(Work item):
Find every line in the records that holds the string "Transport". Copy each one.

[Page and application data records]

----

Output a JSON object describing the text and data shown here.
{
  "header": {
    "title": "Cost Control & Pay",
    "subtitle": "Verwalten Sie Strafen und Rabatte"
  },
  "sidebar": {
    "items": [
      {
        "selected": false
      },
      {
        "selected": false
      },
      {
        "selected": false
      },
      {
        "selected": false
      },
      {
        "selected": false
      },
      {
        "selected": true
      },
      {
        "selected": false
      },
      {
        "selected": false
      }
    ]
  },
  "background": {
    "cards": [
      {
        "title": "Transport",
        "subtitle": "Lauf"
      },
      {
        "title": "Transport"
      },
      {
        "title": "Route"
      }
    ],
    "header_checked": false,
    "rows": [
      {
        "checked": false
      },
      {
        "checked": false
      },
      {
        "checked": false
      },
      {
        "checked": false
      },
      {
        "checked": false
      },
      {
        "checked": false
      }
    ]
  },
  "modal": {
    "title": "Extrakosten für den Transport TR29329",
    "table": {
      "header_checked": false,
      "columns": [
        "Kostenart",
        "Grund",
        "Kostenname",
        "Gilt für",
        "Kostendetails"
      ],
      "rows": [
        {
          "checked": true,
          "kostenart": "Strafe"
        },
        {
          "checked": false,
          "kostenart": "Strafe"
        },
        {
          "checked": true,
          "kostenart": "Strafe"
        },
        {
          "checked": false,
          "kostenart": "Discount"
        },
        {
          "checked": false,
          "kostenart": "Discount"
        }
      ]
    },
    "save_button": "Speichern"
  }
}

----

(Completed exercise):
        "title": "Transport",
        "title": "Transport"
    "title": "Extrakosten für den Transport TR29329",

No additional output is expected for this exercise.